Maria Campbell’s biography is a classic, vital account of a young Métis woman’s struggle to come to terms with the joys, sorrows, loves and tragedies of her northern Saskatchewan childhood.
Maria was a strong and sensitive child who lived in a community robbed of its pride and dignity by the dominant culture. At 15 she tried in vain to escape by marrying a white man, only to find herself trapped in the slums of Vancouver — addicted to drugs, tempted by suicide, close to death. But the inspiration of her Cree great-grandmother, Cheechum, gives her confidence in herself and in her people, confidence she needs to survive and to thrive.
“Half-Breed” offers an unparalleled understanding of the Métis people and of the racism and hatred they face.
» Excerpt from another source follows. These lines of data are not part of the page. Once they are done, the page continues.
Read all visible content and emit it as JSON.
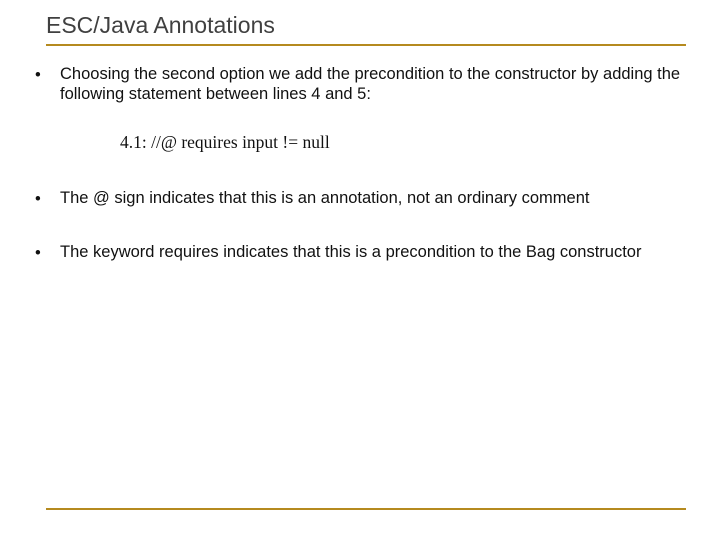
{
  "title": "ESC/Java Annotations",
  "bullets": [
    "Choosing the second option we add the precondition to the constructor by adding the following statement between lines 4 and 5:",
    "The @ sign indicates that this is an annotation, not an ordinary comment",
    "The keyword requires indicates that this is a precondition to the Bag constructor"
  ],
  "code_line": "4.1: //@ requires input != null"
}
Maria Campbell’s story cannot be denied and it cannot be forgotten: it stands as a challenge to all Canadians who believe in human rights and human dignity.
As someone who really judges books by their covers, this is something I never would have picked up on my own – you can definitely tell that it was published in the 80’s; but it was required reading for my 20th century Canadian literature class, so I really had no choice. I am so glad I had to read this though, it was incredibly powerful and raw, without any dull moments. It really is amazing that this is a true story!
This biography does an amazing job disrupting the stereotype of Canada being a fantasy land of a united, free, happy, generous people. What I really love about it though, is the way Campbell doesn’t look back on her life and critically reflect on it, but instead she just narrates it and lets the story speak for itself. It’s reads as an action packed, raw journey of determination and perseverance. It really made me conscious of how powerful racial and circumstantial privilege really is in Canada; yet how ridiculous it is that this sort of privilege even exists.
Campbell’s personal growth, especially in relation to Cheechum’s philosophy on life, was really slow burning yet amazing to watch. There was the perfect balance of plot action (unfortunately for Campbell) and character development, making for an amazing read and a powerful story.
I also really appreciated how the first chapter of the book situated the story within a specific historical context. It really helped clarify the where the story is coming from, and would especially be beneficial to people who are not familiar with Canadian history. Though this chapter is a bit of a dry history lesson, it really is necessary and sets up the book well.
The only small problem I had with the book was the host of people introduced at the beginning. I got flustered with all the names of great great grandparents, great grandparents, grandparents, parents, and other family. I especially had a hard time remembering the race or nationality of specific family members. But in the grand scheme of the novel it really didn’t affect my reading of the story too much since the story is told in chronological order and doesn’t make reference to specific past family members too much. I just wish there was a family tree at the beginning of the book! It might even be worth it to create your own while reading this for the first time.
Overall I think this is a powerful story about colonization, racism, struggle, and Canadian culture. Even if you’re not Canadian, I would highly recommend this book! Just be aware that because this is a book about struggle and perseverance, there are trigger warnings for domestic violence, drug use, alcohol use, and prostitution.